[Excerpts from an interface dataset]

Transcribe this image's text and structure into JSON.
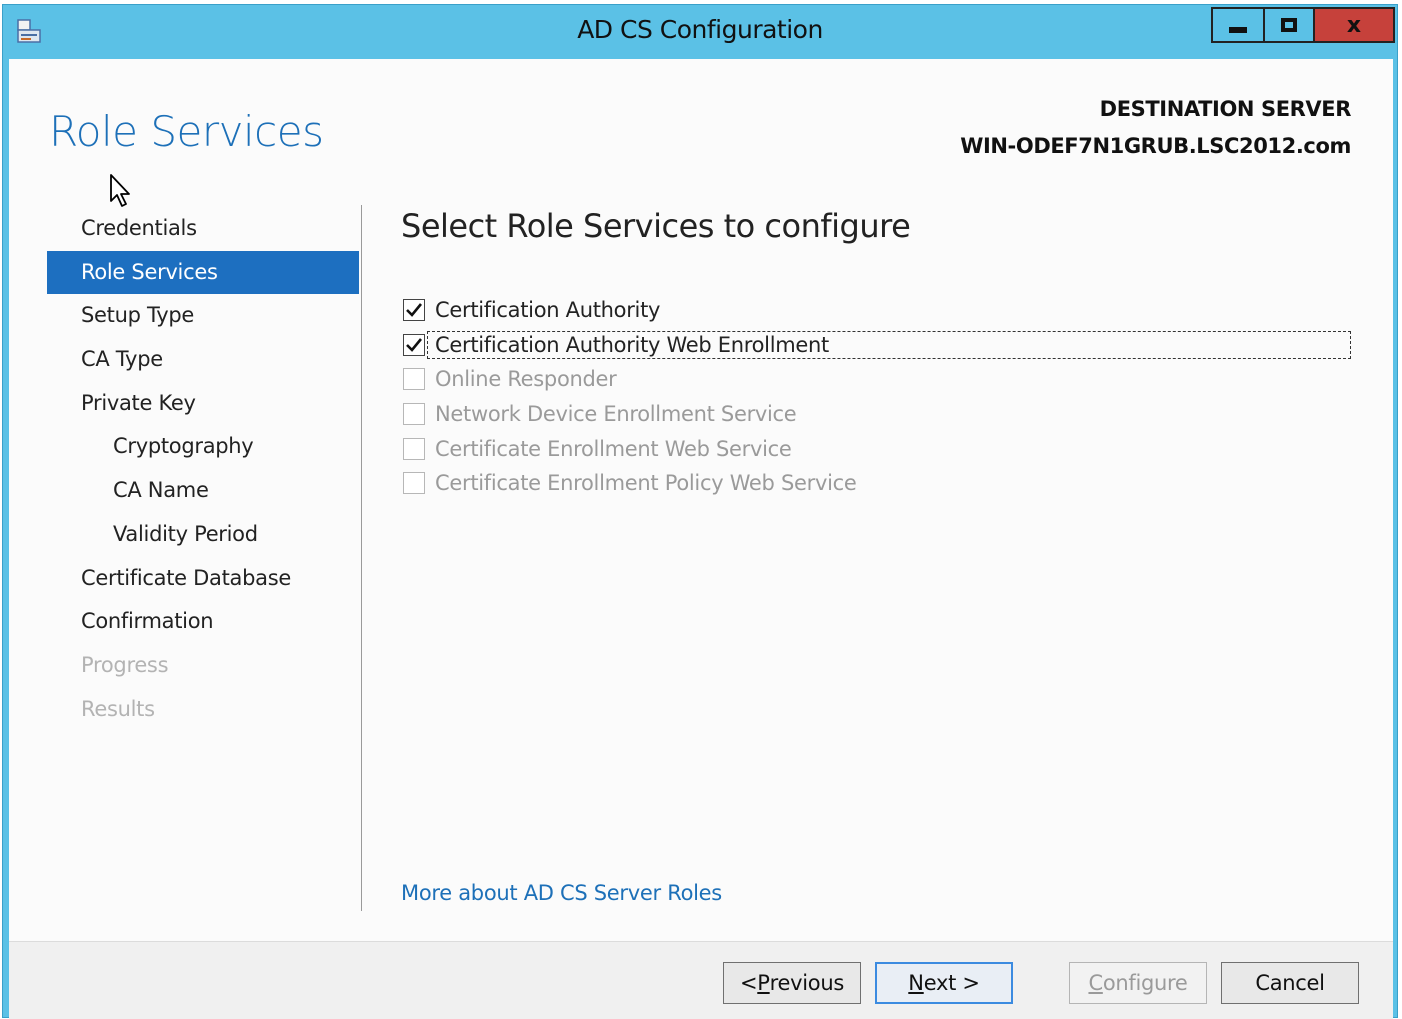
{
  "window": {
    "title": "AD CS Configuration",
    "close_glyph": "x"
  },
  "header": {
    "page_heading": "Role Services",
    "destination_label": "DESTINATION SERVER",
    "destination_server": "WIN-ODEF7N1GRUB.LSC2012.com"
  },
  "nav": {
    "items": [
      {
        "label": "Credentials",
        "state": "normal",
        "indent": 0
      },
      {
        "label": "Role Services",
        "state": "active",
        "indent": 0
      },
      {
        "label": "Setup Type",
        "state": "normal",
        "indent": 0
      },
      {
        "label": "CA Type",
        "state": "normal",
        "indent": 0
      },
      {
        "label": "Private Key",
        "state": "normal",
        "indent": 0
      },
      {
        "label": "Cryptography",
        "state": "normal",
        "indent": 1
      },
      {
        "label": "CA Name",
        "state": "normal",
        "indent": 1
      },
      {
        "label": "Validity Period",
        "state": "normal",
        "indent": 1
      },
      {
        "label": "Certificate Database",
        "state": "normal",
        "indent": 0
      },
      {
        "label": "Confirmation",
        "state": "normal",
        "indent": 0
      },
      {
        "label": "Progress",
        "state": "disabled",
        "indent": 0
      },
      {
        "label": "Results",
        "state": "disabled",
        "indent": 0
      }
    ]
  },
  "main": {
    "section_title": "Select Role Services to configure",
    "role_services": [
      {
        "label": "Certification Authority",
        "checked": true,
        "enabled": true,
        "focused": false
      },
      {
        "label": "Certification Authority Web Enrollment",
        "checked": true,
        "enabled": true,
        "focused": true
      },
      {
        "label": "Online Responder",
        "checked": false,
        "enabled": false,
        "focused": false
      },
      {
        "label": "Network Device Enrollment Service",
        "checked": false,
        "enabled": false,
        "focused": false
      },
      {
        "label": "Certificate Enrollment Web Service",
        "checked": false,
        "enabled": false,
        "focused": false
      },
      {
        "label": "Certificate Enrollment Policy Web Service",
        "checked": false,
        "enabled": false,
        "focused": false
      }
    ],
    "more_link": "More about AD CS Server Roles"
  },
  "footer": {
    "previous": {
      "label": "< Previous",
      "accesskey": "P"
    },
    "next": {
      "label": "Next >",
      "accesskey": "N"
    },
    "configure": {
      "label": "Configure",
      "accesskey": "C"
    },
    "cancel": {
      "label": "Cancel"
    }
  },
  "colors": {
    "titlebar": "#5bc1e6",
    "accent": "#1d70b8",
    "nav_active_bg": "#1d6fc0",
    "close_button": "#c6413b"
  }
}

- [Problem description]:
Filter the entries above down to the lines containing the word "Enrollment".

- [The completed task]:
        "label": "Certification Authority Web Enrollment",
        "label": "Network Device Enrollment Service",
        "label": "Certificate Enrollment Web Service",
        "label": "Certificate Enrollment Policy Web Service",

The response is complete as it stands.